Chapman, Janet. The Seduction of His Wife (2006). 331 Pages. Pocket Books. $6.99
It’s not often that I come across romance novels that I feel are worth reading more than once. Despite the beautifully and perfectly cliché title and cover, this is a good story, with a fun romance and an interesting premise.
From the Author’s Website
Sarah quite willingly – and happily – becomes a wife, a mother, and a widow all in one week by agreeing to marry by proxy Grady Knight’s eldest son, and adopt Alex’s children to secure their custody before it is publicly known Alex is dead. But sometimes even the most well-intentioned plan can backfire on its perpetrators – which Sarah discovers the day Alex Knight comes back from the dead.So what’s a woman to do when she finds herself married to a complete stranger? Run back to her tiny island in the Gulf of Maine, and resume running a Bed & Breakfast she no longer owns? Or put up with her very-much-alive husband just long to keep Grady Knight out of trouble, then quietly divorce Alex and continue her plan to operate a set of sporting camps three miles farther up the shoreline of Frost Lake?
Bolstered by the smart, confident, feisty heroines in the romance novels she reads, Sarah decides to stay and fight for her dream – all while fighting her growing attraction to her maddening husband. Alex, on the other hand, sets out to seduce Sarah for all the wrong reasons, but quickly finds himself falling in love with her for all the right ones.
Alex Knight fought the fatigue weighing on his eyelids and brushed an unsteady hand through his hair in an attempt to wipe the fog from his brain. He needed to stay focused on the road ahead, to avoid the final irony of cheating death in the jungles of Brazil only to die in a car wreck less than ten miles from home.
It’s difficult to know what to expect when reading a romance novel; will it be the same old (winning*) formula with different names and a new setting, or will it somehow put new twists on an old story to make it fresh again? Sometimes, all that really matters is that there are two characters who eventually love each other, and who live happily-ever-after (or at least for now).
It’s not often that you start with characters who are already married, who don’t really know each other, and who end up falling in love. That’s part of what makes this so interesting. Add to that a sense of humor– Sarah reads silly romance novels which Alex discovers he enjoys reading out loud to her– and a few good characters, and what you’ve got is a funny, relatively-unique (for the genre) book which is solidly written.
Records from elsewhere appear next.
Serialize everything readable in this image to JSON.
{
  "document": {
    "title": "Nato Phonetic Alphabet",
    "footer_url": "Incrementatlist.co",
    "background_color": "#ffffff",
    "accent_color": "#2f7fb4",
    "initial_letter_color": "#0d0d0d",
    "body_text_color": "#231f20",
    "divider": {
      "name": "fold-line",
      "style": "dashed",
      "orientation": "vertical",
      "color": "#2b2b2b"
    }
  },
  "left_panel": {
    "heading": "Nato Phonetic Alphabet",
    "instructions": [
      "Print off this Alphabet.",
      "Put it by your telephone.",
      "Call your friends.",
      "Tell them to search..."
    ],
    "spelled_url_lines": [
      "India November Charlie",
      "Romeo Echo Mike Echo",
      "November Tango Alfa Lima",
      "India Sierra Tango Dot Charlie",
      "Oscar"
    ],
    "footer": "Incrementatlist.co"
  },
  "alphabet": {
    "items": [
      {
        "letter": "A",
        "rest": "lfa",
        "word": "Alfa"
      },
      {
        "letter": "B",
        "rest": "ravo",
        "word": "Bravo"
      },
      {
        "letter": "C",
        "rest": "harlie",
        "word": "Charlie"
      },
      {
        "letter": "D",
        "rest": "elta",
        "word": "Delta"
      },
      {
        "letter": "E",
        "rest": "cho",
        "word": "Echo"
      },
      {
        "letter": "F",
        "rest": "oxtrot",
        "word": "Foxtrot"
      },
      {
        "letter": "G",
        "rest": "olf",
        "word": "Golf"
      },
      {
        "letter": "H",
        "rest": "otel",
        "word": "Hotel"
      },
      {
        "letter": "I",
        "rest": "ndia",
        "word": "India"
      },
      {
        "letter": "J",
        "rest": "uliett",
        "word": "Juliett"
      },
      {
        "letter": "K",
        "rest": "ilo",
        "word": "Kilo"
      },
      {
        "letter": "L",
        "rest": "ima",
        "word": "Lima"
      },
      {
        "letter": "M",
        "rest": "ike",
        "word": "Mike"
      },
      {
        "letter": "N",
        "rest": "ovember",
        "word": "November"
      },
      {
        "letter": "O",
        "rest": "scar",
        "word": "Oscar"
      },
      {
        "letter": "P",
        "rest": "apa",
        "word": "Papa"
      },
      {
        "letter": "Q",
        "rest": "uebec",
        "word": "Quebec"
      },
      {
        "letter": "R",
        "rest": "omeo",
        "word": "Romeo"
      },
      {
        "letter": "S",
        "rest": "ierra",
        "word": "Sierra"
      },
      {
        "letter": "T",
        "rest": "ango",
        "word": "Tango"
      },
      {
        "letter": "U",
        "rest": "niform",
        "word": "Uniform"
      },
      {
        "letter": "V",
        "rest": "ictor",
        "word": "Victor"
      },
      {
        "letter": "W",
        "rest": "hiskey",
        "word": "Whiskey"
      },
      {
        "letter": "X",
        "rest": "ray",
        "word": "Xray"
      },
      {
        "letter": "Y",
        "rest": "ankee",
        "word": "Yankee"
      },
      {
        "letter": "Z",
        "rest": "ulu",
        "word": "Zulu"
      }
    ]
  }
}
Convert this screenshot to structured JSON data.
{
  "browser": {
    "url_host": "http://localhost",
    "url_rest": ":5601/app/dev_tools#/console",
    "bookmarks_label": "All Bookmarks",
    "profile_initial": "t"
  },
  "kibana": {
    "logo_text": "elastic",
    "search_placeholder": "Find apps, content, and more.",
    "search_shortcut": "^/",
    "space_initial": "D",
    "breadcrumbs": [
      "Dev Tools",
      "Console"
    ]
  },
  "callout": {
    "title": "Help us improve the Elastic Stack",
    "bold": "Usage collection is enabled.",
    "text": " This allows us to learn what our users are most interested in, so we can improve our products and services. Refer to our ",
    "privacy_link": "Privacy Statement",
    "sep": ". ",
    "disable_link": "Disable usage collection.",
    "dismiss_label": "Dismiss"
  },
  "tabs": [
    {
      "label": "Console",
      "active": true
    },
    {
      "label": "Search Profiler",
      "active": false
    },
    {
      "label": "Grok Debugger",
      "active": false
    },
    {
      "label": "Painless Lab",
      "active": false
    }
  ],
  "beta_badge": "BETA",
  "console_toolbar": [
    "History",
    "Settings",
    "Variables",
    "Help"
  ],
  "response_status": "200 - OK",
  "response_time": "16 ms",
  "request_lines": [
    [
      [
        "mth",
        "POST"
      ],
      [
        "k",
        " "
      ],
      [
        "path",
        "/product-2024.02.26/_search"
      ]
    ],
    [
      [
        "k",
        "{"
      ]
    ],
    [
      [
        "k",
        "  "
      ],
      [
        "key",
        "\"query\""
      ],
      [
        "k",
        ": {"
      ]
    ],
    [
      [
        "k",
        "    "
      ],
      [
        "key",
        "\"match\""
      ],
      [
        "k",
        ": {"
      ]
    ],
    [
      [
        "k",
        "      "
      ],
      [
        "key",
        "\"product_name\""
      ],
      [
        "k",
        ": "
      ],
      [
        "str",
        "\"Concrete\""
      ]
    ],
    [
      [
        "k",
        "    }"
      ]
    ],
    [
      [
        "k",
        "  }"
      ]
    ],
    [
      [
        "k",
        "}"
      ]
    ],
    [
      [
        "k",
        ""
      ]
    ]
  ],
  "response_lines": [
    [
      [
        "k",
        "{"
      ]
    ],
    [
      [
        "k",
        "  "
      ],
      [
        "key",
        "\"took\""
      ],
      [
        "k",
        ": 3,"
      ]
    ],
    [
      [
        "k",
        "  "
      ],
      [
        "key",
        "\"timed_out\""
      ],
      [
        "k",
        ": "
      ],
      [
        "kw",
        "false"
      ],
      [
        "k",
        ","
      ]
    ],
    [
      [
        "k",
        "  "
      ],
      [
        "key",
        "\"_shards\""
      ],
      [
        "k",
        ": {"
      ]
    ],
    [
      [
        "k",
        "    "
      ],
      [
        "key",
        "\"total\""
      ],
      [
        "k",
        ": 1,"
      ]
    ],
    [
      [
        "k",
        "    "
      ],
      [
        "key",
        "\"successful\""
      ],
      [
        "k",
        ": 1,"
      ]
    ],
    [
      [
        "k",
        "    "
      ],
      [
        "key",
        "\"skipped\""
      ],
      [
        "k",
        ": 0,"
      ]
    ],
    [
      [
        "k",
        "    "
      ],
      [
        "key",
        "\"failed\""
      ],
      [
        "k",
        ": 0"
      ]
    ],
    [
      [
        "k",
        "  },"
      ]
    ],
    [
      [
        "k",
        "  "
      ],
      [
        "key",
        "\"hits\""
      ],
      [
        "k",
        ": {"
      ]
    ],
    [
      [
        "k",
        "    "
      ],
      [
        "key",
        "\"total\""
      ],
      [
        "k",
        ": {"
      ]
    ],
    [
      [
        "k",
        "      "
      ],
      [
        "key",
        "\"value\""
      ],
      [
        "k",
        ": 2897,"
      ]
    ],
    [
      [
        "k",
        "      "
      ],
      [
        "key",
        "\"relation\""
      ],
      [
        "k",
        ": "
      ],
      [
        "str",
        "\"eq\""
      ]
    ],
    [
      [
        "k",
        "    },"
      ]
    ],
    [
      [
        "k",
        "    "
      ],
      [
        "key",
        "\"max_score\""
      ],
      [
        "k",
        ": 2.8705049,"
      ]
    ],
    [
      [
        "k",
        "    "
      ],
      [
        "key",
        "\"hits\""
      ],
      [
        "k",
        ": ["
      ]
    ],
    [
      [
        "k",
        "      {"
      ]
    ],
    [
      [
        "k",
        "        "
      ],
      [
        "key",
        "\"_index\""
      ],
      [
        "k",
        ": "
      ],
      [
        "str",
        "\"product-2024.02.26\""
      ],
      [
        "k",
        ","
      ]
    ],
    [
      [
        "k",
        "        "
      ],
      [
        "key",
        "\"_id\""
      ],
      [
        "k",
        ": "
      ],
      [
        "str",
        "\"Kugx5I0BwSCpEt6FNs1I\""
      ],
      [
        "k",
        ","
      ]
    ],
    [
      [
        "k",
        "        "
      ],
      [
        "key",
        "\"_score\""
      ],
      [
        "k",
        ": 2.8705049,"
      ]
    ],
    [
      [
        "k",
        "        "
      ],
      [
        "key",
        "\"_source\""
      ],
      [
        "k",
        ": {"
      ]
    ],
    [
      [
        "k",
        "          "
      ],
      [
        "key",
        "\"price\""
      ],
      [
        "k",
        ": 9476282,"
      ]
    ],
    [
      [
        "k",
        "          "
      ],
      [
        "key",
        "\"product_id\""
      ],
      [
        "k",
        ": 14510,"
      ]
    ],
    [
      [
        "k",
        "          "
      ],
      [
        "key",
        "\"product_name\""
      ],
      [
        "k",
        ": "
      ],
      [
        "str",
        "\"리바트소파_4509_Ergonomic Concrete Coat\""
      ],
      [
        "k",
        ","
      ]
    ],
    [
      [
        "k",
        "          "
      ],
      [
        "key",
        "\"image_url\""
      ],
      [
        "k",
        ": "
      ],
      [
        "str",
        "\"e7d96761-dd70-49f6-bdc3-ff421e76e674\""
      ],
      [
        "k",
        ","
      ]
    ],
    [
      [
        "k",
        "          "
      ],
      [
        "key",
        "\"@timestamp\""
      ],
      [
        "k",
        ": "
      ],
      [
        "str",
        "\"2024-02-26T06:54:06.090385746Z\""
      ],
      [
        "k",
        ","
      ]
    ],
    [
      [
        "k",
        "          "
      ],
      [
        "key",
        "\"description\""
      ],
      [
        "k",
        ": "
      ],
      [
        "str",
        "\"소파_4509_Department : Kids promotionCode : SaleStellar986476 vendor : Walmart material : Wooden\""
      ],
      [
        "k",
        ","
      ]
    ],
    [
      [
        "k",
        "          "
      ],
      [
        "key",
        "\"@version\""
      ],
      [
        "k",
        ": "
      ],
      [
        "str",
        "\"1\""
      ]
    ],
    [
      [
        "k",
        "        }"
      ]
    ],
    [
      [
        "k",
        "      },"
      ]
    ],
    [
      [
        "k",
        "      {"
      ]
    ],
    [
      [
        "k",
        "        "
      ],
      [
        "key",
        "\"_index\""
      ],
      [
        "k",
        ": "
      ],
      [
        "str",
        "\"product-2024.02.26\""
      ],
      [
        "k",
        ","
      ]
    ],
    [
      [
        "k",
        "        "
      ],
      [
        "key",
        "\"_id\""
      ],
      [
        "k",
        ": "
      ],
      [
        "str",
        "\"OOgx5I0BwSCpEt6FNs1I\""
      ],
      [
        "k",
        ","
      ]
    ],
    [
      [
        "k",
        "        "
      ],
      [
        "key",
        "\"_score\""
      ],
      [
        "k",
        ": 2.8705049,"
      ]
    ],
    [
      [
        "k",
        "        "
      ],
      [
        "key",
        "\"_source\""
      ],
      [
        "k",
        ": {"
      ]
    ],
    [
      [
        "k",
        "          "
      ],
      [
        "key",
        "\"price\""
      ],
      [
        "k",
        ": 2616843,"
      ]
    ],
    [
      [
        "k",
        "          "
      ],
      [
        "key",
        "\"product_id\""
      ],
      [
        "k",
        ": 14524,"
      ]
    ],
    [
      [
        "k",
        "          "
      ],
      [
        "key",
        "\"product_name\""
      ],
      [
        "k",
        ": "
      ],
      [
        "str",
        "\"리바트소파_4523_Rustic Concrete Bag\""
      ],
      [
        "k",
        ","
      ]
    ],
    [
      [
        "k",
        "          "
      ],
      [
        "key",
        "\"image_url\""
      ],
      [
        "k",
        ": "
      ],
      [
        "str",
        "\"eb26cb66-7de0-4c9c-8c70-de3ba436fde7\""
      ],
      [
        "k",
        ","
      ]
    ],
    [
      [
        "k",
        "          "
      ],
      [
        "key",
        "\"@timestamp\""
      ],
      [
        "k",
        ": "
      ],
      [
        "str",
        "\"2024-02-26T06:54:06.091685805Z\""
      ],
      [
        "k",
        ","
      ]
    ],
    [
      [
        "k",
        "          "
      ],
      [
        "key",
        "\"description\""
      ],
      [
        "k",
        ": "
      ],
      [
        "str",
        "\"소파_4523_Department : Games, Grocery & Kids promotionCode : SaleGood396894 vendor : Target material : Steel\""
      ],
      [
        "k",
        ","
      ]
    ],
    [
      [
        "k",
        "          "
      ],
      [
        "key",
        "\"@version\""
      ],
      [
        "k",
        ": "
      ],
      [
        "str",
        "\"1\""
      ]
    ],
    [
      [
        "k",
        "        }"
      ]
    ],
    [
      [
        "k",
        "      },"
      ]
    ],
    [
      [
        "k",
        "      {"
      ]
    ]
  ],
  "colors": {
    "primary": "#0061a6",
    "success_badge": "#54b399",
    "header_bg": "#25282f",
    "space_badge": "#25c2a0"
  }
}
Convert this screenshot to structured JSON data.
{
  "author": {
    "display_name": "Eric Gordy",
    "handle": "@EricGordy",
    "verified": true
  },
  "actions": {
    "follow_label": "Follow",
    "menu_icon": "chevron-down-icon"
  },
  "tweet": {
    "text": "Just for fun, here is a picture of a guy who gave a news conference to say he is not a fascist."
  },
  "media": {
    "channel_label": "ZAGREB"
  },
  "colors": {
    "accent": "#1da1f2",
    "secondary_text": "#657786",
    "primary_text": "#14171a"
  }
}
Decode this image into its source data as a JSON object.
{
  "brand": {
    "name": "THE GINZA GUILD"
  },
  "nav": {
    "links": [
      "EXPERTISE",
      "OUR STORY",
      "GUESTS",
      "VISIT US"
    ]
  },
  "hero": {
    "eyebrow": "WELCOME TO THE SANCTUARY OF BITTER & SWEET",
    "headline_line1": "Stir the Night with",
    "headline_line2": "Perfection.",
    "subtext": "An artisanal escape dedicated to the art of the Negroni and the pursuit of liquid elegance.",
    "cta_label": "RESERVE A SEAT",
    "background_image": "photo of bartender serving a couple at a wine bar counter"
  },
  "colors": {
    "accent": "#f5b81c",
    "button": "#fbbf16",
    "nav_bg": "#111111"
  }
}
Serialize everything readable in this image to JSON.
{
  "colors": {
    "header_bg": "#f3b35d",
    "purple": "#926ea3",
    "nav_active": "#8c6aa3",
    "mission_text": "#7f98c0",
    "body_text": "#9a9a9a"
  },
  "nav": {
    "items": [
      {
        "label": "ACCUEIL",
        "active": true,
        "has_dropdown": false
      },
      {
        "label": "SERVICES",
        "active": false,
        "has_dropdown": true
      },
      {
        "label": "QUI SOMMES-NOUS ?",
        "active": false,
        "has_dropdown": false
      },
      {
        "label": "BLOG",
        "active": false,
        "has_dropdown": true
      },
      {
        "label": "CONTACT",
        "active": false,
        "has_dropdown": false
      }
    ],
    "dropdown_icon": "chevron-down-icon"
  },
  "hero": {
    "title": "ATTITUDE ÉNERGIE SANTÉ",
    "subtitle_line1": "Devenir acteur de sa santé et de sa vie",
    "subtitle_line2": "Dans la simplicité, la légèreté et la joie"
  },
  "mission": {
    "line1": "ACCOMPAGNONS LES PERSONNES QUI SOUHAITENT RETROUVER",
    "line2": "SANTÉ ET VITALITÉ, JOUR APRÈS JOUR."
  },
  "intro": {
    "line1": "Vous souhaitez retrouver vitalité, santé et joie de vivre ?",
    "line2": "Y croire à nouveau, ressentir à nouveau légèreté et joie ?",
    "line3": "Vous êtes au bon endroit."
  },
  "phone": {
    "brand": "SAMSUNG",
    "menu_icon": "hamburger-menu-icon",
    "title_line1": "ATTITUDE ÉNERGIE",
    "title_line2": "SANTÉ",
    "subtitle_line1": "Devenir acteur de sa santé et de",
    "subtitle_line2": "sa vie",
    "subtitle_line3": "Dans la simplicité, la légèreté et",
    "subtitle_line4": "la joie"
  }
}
I also enjoyed the setting; rural, northern Maine, in a logging town. I’m from a fairly small, rural town (which had its own fair share of logging after the San Francisco Fire). It’s always sort of fun to read books which are either reminiscent of or outright about your hometown, and this book was no exception. (It helped that I have at least a passing familiarity with most of the big equipment mentioned in the book).
Because it is a romance novel, which tend to have a low re-read rate, and I did re-read it, this book gets a 4/5.
* Romance novels are a huge market for good reason; they’re nice, fluffy books which make you feel good as they set ridiculous standards for the behaviors and relationships of men and women. The idea of boy-meets-girl-they-fight-then-fall-in-love-and-live-happily-ever-after may not be unique, but it is gratifying to know that you were right from the beginning, and they could be happy together.